Major hotel brands are expanding their roots into this vibrant Middle Eastern hot spot—Fairmont is launching Morocco’s first luxury waterfront villas in Taghazout Bay, and Ritz-Carlton, St. Regis, and Anantara are opening properties as well—but that’s not the only reason to visit next year. Marrakech’s designation as Africa’s first Capital of Culture will see celebrations and cultural events unfolding throughout the city, and many of the country’s biggest medinas are being sensitively modernized while preserving their historic atmosphere through 2022. Yves Saint Laurent’s home and Majorelle Garden in Marrakesh get a lot of fanfare, but a visit to the recently opened Jardin Secret, a five-acre walled garden in a restored 400-year-old riad, is far more pleasurable (and less crowded).
Forget London, though there are plenty of new openings to inspire your wanderlust. In-the-know travelers are heading instead to the countryside. The Newt, a British country house retreat set on 300 bucolic acres in Somerset and built by the billionaire behind South Africa’s beloved Babylonstoren, will house a working cider mill (more than 500 species of apple tree dot the property) and 23 individually appointed rooms spread across a 17th-century Georgian main house and an 18th-century stable house, granary, and farm buildings. Across the country in Buckinghamshire, The Langley resides on 150 landscaped acres originally conceived by Capability Brown, in the former country estate of the third Duke of Marlborough. The subterranean spa’s marble swimming pool and Himalayan salt sauna alone are worth the visit.
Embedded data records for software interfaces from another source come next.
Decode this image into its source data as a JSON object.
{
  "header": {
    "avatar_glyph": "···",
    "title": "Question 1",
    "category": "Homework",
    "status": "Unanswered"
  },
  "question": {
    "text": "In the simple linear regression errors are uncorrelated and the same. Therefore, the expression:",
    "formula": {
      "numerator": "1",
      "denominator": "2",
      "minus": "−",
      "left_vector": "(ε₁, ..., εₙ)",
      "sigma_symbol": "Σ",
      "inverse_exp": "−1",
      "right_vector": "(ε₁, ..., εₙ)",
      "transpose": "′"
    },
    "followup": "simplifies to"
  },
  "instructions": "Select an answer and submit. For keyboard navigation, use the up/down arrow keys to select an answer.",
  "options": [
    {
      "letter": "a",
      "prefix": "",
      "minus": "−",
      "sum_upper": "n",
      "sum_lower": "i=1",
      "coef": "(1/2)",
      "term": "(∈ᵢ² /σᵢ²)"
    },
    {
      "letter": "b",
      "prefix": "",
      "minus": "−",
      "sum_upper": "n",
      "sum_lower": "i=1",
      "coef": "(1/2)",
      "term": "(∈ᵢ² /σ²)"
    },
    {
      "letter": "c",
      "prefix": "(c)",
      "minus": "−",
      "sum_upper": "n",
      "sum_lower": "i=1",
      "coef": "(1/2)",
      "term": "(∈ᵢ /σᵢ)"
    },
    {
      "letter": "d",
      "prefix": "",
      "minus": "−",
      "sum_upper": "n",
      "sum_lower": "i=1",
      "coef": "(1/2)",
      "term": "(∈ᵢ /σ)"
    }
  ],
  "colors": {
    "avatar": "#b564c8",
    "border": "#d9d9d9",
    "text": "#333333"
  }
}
China’s financial capital has been booming for the better part of the last decade, but the break-neck pace of development finally extends to include the cultural scene. Visitors can now see works like Pablo Picasso’s The Guitar Player at the Shanghai outpost of Paris’s Pompidou Center, which debuted in November 2019 in a 270,000-square-foot wing within the new David Chipperfield–designed West Bund Museum. The Instagram-famous Japanese art collective teamLab chose the city’s Huangpu District as the backdrop for its second immersive museum (their flagship is in Tokyo). And just in case you’re looking for a splashy new place to base your stay, Rocco Forte is launching the chic Westbund Hotel nearby in 2020.